SUPPLIED DATA:
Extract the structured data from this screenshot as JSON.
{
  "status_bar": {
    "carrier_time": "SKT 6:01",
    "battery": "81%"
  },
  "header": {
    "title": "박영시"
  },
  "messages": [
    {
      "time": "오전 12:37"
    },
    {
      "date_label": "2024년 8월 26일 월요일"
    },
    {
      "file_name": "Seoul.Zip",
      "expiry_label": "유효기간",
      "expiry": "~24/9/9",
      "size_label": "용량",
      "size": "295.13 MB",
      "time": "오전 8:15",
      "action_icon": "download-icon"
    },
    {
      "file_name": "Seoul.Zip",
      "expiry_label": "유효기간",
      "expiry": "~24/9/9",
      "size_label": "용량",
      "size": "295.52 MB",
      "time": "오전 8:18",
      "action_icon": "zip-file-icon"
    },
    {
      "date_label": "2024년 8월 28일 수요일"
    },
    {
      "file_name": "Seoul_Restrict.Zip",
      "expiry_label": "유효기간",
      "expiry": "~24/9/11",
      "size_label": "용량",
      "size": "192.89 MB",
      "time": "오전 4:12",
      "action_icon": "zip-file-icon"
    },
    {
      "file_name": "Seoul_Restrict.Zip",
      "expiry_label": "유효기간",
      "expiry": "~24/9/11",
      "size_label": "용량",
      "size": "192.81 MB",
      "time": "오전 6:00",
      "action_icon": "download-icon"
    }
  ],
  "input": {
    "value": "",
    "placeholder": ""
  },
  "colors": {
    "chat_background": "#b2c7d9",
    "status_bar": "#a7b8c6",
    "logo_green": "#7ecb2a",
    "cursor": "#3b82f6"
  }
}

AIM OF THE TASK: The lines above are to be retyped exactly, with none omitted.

REPLY TO THE TASK:
Extract the structured data from this screenshot as JSON.
{
  "status_bar": {
    "carrier_time": "SKT 6:01",
    "battery": "81%"
  },
  "header": {
    "title": "박영시"
  },
  "messages": [
    {
      "time": "오전 12:37"
    },
    {
      "date_label": "2024년 8월 26일 월요일"
    },
    {
      "file_name": "Seoul.Zip",
      "expiry_label": "유효기간",
      "expiry": "~24/9/9",
      "size_label": "용량",
      "size": "295.13 MB",
      "time": "오전 8:15",
      "action_icon": "download-icon"
    },
    {
      "file_name": "Seoul.Zip",
      "expiry_label": "유효기간",
      "expiry": "~24/9/9",
      "size_label": "용량",
      "size": "295.52 MB",
      "time": "오전 8:18",
      "action_icon": "zip-file-icon"
    },
    {
      "date_label": "2024년 8월 28일 수요일"
    },
    {
      "file_name": "Seoul_Restrict.Zip",
      "expiry_label": "유효기간",
      "expiry": "~24/9/11",
      "size_label": "용량",
      "size": "192.89 MB",
      "time": "오전 4:12",
      "action_icon": "zip-file-icon"
    },
    {
      "file_name": "Seoul_Restrict.Zip",
      "expiry_label": "유효기간",
      "expiry": "~24/9/11",
      "size_label": "용량",
      "size": "192.81 MB",
      "time": "오전 6:00",
      "action_icon": "download-icon"
    }
  ],
  "input": {
    "value": "",
    "placeholder": ""
  },
  "colors": {
    "chat_background": "#b2c7d9",
    "status_bar": "#a7b8c6",
    "logo_green": "#7ecb2a",
    "cursor": "#3b82f6"
  }
}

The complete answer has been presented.